Isolated for centuries, Andorra had become a popular tourist destination by the 1950s. Although tiny, Andorra offerssome of the best skiing and snowboarding in the Pyrenees. Great hiking, mountain biking, and stunning alpine sceneryattract visitors in summer. But most of the visitors to Andorra are day travelers from France or Spain, who takeadvantage of Andorra’s duty-free shopping. Merchants selling electronic goods, alcohol, tobacco, and luxury itemscrowd the streets of Andorra la Vella and other nearby towns. Tourism is Andorra’s main source of revenue, but some Andorrans still raise sheep and cattle as they have sinceancient times.

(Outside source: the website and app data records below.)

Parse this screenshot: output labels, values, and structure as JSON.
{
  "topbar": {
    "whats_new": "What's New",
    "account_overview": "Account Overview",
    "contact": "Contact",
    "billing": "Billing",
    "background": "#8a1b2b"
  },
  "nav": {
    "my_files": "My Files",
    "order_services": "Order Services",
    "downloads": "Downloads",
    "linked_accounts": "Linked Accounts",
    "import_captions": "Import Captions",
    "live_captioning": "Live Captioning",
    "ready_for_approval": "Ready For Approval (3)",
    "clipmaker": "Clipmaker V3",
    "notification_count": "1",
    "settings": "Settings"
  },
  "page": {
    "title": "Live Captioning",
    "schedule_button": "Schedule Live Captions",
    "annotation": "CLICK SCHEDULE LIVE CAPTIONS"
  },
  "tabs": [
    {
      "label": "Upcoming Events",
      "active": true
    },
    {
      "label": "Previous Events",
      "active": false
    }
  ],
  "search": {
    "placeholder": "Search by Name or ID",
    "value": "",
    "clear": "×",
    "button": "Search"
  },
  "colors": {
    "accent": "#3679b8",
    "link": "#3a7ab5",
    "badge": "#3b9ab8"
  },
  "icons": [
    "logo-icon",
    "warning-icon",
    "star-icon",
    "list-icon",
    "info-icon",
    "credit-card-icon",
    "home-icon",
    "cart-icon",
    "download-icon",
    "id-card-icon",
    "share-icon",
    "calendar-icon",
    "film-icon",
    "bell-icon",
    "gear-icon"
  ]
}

In the summer months, villagers herd livestock up the mountains to graze in alpine pastures. Most of the small patches of land suitable for cultivation are used to grow tobacco.For more than 700 years Andorra was ruled jointly by the leader of France and the Roman Catholic Bishop of Urgel innorthwestern Spain. These leaders, known as the “princes of Andorra,” served as overlords of Andorra. The countryformally remains a co-principality (jointly ruled by princes) to the present day. In 1993 Andorrans adopted their firstconstitution, which established the country as an independent democratic co-principality. Today, the president of France and the Bishop of Urgel remain Andorra’s heads of state, but their roles are largely ceremonial.
LAND AND RESOURCES
Geography of Andorra
Area468 sq km181 sq miCoastline0 km0 miHighestpointPic de Coma Pedrosa2,946 m/9,665 ft
Andorra occupies a region of gorges and valleys in the eastern Pyrenees. The country is almost completely encircledby high mountains. The Coma Pedrosa, which rises to 2,946 m (9,965 ft), is Andorra’s highest peak.
Andorra is a region of deep gorges, narrow valleys, and towering mountain peaks. Andorra is located in the eastern Pyrenees, nestledon the border between France to the north and Spain to the south.